TOKYO (AFP) – Japan’s shaky economy was dealt another blow Wednesday, as official data showed a widening September trade deficit that puts the world’s number-three economy on track to log a record annual shortfall.
The worse-than-expected deficit of 958.3 billion yen ($8.96 billion) adds to a string of weak figures and follows a sharp economic contraction in the second quarter after an April sales tax rise slammed the brakes on growth – fuelling fears of a recession.
The latest numbers translated into a trade deficit of 10.47 trillion yen for the first nine months of the year, a 35 per cent leap from a year ago.
Earlier this month, the International Monetary Fund nearly halved its 2014 growth projections for Japan – to 0.9 per cent from 1.6 per cent – underscoring the damage that the tax increase inflicted on the economy.
And on Tuesday the Japanese government downgraded its outlook for the economy for the second month in a row, raising more questions about whether Tokyo will raise the levy again next year to 10 per cent from 8 per cent.

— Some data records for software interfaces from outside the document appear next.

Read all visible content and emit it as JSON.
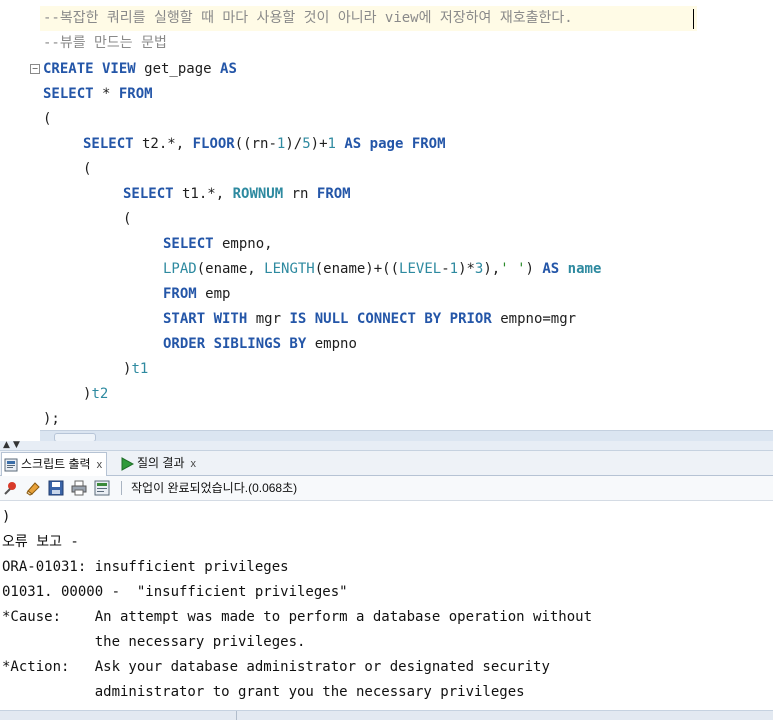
{
  "editor": {
    "comment1": "--복잡한 쿼리를 실행할 때 마다 사용할 것이 아니라 view에 저장하여 재호출한다.",
    "comment2": "--뷰를 만드는 문법",
    "line_create": [
      "CREATE VIEW",
      " get_page ",
      "AS"
    ],
    "line_select": [
      "SELECT",
      " * ",
      "FROM"
    ],
    "line_open1": "(",
    "line_select2": [
      "SELECT",
      " t2.*, ",
      "FLOOR",
      "((rn-",
      "1",
      ")/",
      "5",
      ")+",
      "1",
      " ",
      "AS",
      " ",
      "page",
      " ",
      "FROM"
    ],
    "line_open2": "(",
    "line_select3": [
      "SELECT",
      " t1.*, ",
      "ROWNUM",
      " rn ",
      "FROM"
    ],
    "line_open3": "(",
    "line_select4": [
      "SELECT",
      " empno,"
    ],
    "line_lpad": [
      "LPAD",
      "(ename, ",
      "LENGTH",
      "(ename)+((",
      "LEVEL",
      "-",
      "1",
      ")*",
      "3",
      "),",
      "' '",
      ") ",
      "AS",
      " ",
      "name"
    ],
    "line_from": [
      "FROM",
      " emp"
    ],
    "line_start": [
      "START WITH",
      " mgr ",
      "IS NULL",
      " ",
      "CONNECT BY",
      " ",
      "PRIOR",
      " empno=mgr"
    ],
    "line_order": [
      "ORDER SIBLINGS BY",
      " empno"
    ],
    "line_t1": [
      ")",
      "t1"
    ],
    "line_t2": [
      ")",
      "t2"
    ],
    "line_end": ");"
  },
  "tabs": {
    "script_output": "스크립트 출력",
    "query_result": "질의 결과",
    "close": "x"
  },
  "toolbar": {
    "status": "작업이 완료되었습니다.(0.068초)"
  },
  "output": {
    "lines": [
      ")",
      "오류 보고 -",
      "ORA-01031: insufficient privileges",
      "01031. 00000 -  \"insufficient privileges\"",
      "*Cause:    An attempt was made to perform a database operation without",
      "           the necessary privileges.",
      "*Action:   Ask your database administrator or designated security",
      "           administrator to grant you the necessary privileges"
    ]
  },
  "colors": {
    "keyword": "#2456a8",
    "function": "#2e8aa0",
    "comment": "#8a8a8a",
    "string": "#2a8a2a"
  },
  "icons": [
    "pin-icon",
    "eraser-icon",
    "save-icon",
    "print-icon",
    "export-icon",
    "script-icon",
    "run-icon"
  ]
}
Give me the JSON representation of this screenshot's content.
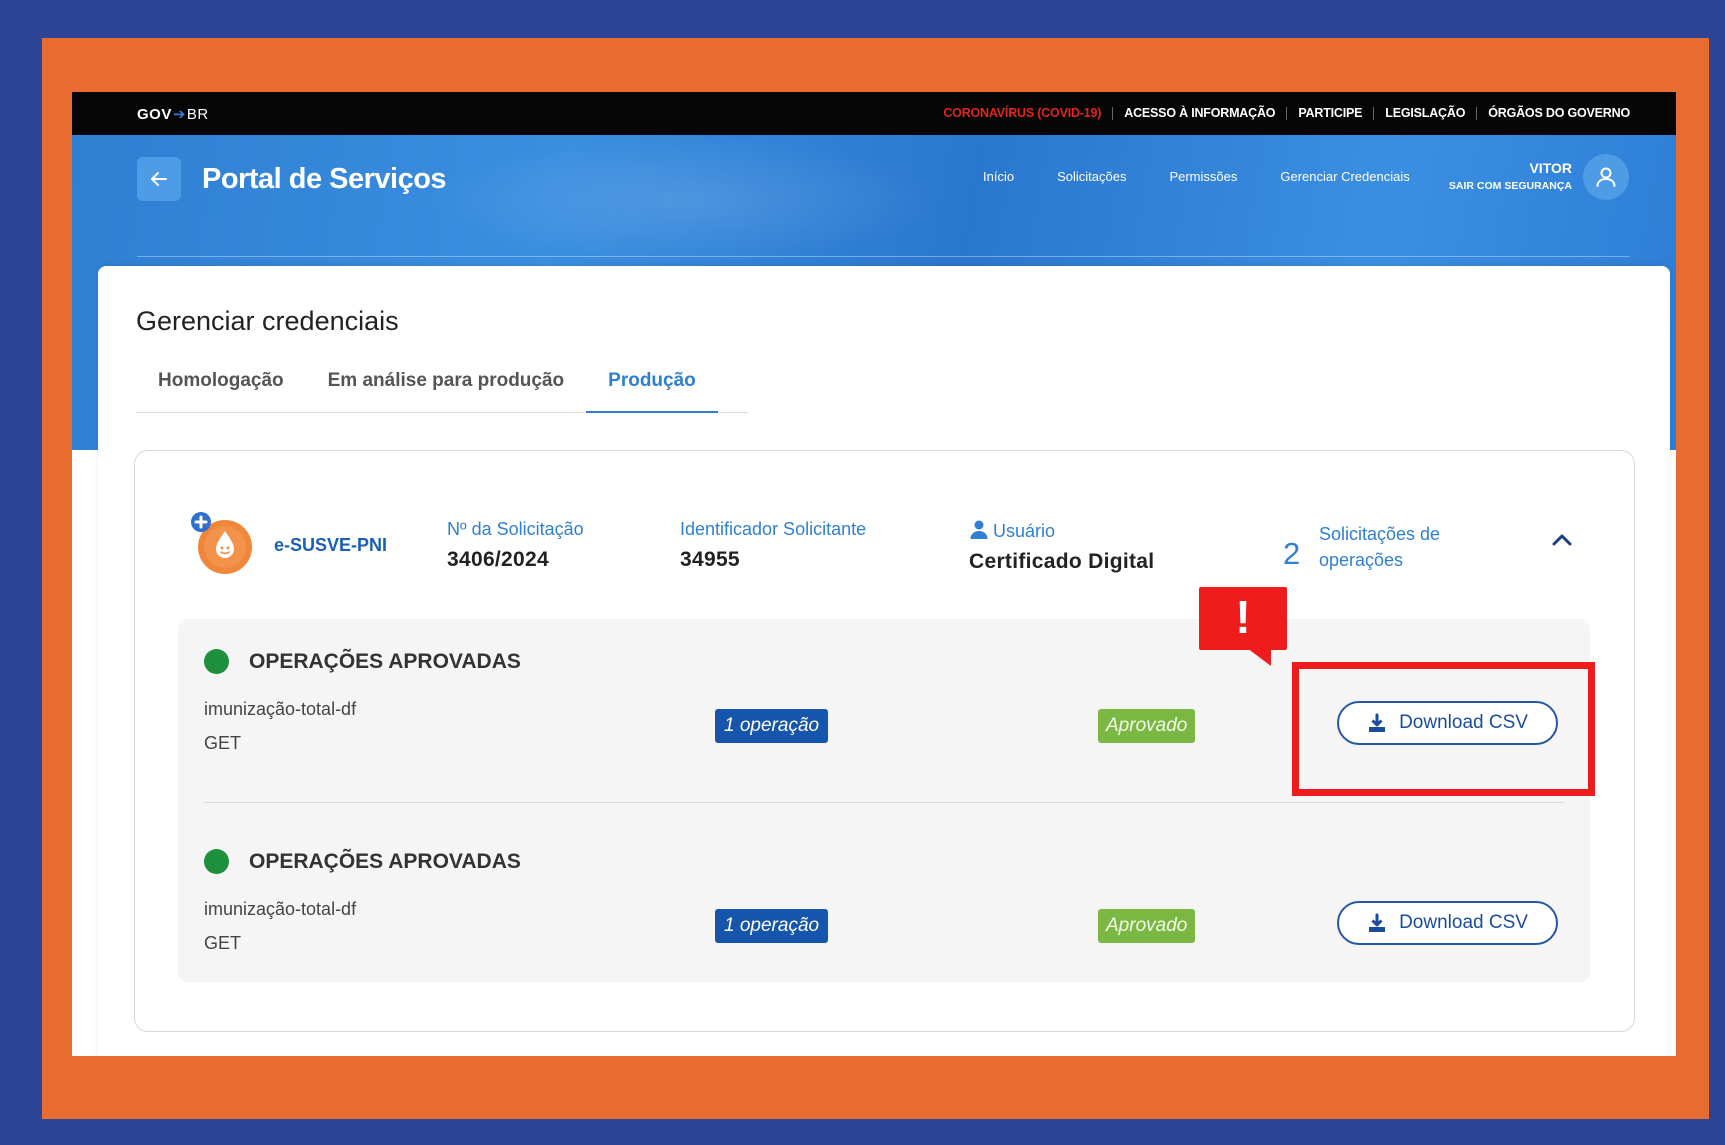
{
  "govbar": {
    "logo_gov": "GOV",
    "logo_br": "BR",
    "links": [
      "CORONAVÍRUS (COVID-19)",
      "ACESSO À INFORMAÇÃO",
      "PARTICIPE",
      "LEGISLAÇÃO",
      "ÓRGÃOS DO GOVERNO"
    ]
  },
  "header": {
    "title": "Portal de Serviços",
    "nav": [
      "Início",
      "Solicitações",
      "Permissões",
      "Gerenciar Credenciais"
    ],
    "user_name": "VITOR",
    "logout": "SAIR COM SEGURANÇA"
  },
  "page": {
    "title": "Gerenciar credenciais",
    "tabs": [
      "Homologação",
      "Em análise para produção",
      "Produção"
    ],
    "active_tab": "Produção"
  },
  "request": {
    "app_name": "e-SUSVE-PNI",
    "solicitacao_label": "Nº da Solicitação",
    "solicitacao_value": "3406/2024",
    "identificador_label": "Identificador Solicitante",
    "identificador_value": "34955",
    "usuario_label": "Usuário",
    "usuario_value": "Certificado Digital",
    "ops_count": "2",
    "ops_label_1": "Solicitações de",
    "ops_label_2": "operações"
  },
  "operations": [
    {
      "title": "OPERAÇÕES APROVADAS",
      "name": "imunização-total-df",
      "method": "GET",
      "count": "1 operação",
      "status": "Aprovado",
      "download": "Download CSV"
    },
    {
      "title": "OPERAÇÕES APROVADAS",
      "name": "imunização-total-df",
      "method": "GET",
      "count": "1 operação",
      "status": "Aprovado",
      "download": "Download CSV"
    }
  ],
  "annotation": {
    "alert_symbol": "!"
  },
  "colors": {
    "primary_blue": "#2f7fd3",
    "dark_blue": "#1555ab",
    "approved_green": "#7bb843",
    "status_dot": "#1e8f3a",
    "highlight_red": "#ee1c1c",
    "frame_orange": "#e86c30",
    "frame_navy": "#2e4496"
  }
}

“The government and Bank of Japan (BoJ) have assumed that the domestic economy may be weak due to the consumption tax rise, but that it would be offset by foreign demand,” said Takeshi Minami, an economist at Norinchukin Research Institute.
“That scenario may be collapsing. China is slowing down and there are risks of Europe entering recession.”
However, improving shipments to Asia – which rose 8.1 per cent in September – could help smooth out Japan’s trade picture, according to SMBC Nikko Securities.
“Asian production has been slack since 2011 and was part of the reason that Japanese exports stalled,” it said in a research report.
“But it is increasing gradually now and may lead to a recovery in Japanese exports.”
The gloomy figures will heap more pressure on the government of Prime Minister Shinzo Abe and his economic growth plan dubbed “Abenomics”.
The plan stalled when Tokyo raised the sales tax on April 1 – for the first time in 17 years – to help pay down one of the world’s biggest public debt burdens.
Abe’s economic plan helped sharply weaken the yen as the central bank launched massive monetary easing stimulus.
But the currency’s drop has not translated into a strong pick-up in exports as Japanese companies shift production to lower-cost venues abroad.
Japan’s September trade deficit of 958.3 billion yen was a record for the month, up from 943.2 billion yen a year earlier, and was much worse than a market median forecast of a 768-billion-yen deficit.